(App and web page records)
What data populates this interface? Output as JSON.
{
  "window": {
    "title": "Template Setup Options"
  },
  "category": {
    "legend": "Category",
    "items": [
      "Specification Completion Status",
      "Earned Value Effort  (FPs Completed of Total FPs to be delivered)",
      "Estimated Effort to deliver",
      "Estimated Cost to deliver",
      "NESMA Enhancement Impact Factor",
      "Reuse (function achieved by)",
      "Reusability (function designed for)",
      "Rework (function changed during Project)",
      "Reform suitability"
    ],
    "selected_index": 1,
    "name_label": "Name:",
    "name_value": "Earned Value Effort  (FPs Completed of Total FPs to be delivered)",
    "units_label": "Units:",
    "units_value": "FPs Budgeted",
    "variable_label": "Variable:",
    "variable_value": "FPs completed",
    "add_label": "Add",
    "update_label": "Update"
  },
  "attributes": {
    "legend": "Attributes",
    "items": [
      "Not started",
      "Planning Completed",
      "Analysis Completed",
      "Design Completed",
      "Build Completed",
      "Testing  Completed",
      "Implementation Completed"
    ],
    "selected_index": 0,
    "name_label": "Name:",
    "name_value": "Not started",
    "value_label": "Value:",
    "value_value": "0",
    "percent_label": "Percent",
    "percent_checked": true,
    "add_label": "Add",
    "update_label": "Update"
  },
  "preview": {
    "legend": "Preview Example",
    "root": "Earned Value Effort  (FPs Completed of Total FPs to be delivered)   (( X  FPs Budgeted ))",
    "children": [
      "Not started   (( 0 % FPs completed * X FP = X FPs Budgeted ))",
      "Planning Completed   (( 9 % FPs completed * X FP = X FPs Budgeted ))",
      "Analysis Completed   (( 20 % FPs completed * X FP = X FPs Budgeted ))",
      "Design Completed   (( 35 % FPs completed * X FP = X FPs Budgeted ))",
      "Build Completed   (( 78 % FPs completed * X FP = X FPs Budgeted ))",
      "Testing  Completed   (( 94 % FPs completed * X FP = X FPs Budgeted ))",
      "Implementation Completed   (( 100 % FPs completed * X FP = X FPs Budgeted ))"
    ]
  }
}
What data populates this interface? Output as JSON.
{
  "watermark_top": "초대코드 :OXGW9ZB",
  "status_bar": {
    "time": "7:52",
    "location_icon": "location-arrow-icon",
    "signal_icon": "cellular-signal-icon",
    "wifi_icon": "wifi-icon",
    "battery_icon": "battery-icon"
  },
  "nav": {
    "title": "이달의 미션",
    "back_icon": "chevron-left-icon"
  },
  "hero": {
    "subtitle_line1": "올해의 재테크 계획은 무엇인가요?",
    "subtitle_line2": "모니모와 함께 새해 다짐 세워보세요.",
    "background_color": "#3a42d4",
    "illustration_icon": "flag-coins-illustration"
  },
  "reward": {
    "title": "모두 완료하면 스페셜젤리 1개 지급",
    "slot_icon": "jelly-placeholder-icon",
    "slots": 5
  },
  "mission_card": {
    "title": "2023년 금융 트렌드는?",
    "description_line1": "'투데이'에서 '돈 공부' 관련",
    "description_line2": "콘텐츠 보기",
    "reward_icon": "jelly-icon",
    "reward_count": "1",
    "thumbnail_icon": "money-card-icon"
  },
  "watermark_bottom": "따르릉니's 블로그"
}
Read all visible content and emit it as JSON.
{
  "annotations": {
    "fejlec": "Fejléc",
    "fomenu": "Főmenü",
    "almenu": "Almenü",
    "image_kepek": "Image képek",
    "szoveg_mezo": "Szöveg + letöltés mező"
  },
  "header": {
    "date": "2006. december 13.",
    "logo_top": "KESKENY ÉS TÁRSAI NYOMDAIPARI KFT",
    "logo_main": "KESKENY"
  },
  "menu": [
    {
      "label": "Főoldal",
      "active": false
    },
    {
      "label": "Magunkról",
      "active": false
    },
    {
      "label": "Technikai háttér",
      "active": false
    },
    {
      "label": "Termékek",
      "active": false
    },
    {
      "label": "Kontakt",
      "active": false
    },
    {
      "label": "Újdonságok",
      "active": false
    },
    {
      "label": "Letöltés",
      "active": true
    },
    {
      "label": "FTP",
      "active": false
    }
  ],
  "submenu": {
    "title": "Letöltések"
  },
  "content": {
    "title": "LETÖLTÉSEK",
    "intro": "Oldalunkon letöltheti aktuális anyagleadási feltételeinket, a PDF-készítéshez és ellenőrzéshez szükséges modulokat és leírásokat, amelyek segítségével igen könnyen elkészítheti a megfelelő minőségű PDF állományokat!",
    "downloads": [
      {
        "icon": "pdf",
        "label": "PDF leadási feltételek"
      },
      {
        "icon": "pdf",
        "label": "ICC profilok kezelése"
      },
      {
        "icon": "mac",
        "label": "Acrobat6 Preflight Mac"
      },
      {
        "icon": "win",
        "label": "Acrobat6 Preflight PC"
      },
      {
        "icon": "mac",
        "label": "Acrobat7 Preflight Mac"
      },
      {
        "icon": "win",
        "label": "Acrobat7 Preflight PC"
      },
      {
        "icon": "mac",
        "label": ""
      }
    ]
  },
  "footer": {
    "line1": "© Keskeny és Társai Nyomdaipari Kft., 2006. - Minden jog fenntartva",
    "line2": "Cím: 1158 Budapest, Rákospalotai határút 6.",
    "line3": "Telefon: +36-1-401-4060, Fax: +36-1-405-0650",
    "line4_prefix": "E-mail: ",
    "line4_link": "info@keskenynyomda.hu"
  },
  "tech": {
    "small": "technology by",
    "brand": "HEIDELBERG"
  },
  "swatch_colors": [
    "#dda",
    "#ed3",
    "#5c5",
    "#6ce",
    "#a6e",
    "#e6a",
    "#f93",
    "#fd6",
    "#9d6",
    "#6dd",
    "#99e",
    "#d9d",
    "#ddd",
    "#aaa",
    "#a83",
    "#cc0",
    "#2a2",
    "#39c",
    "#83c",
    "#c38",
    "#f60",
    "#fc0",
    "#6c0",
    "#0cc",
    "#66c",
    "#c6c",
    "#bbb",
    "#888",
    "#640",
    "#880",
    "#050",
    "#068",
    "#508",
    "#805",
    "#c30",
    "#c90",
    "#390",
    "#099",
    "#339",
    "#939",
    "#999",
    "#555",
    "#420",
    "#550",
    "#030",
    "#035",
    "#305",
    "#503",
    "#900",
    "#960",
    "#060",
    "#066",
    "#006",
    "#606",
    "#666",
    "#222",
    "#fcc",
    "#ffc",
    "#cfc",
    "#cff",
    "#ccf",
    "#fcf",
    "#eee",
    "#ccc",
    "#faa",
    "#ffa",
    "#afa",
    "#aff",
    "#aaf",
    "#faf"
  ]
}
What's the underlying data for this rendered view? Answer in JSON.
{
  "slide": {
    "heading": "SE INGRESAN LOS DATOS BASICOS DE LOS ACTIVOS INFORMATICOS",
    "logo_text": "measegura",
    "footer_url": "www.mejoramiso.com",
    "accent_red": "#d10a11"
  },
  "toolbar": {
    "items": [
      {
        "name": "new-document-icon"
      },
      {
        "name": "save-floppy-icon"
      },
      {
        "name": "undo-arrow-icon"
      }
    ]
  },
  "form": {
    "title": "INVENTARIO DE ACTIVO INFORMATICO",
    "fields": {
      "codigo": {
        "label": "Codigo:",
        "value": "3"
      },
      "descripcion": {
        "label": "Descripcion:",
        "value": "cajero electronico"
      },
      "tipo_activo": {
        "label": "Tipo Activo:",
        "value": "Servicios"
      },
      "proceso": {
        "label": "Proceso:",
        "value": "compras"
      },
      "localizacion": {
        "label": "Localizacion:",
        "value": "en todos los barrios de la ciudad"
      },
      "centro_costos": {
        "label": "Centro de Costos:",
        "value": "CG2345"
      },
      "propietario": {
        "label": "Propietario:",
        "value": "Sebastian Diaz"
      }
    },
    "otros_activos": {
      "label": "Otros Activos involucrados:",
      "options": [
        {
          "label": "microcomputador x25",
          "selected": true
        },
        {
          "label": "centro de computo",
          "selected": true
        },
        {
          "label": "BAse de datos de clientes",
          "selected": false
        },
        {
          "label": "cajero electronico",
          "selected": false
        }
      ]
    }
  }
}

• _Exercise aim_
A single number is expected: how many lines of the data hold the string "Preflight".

• _Finished task_
4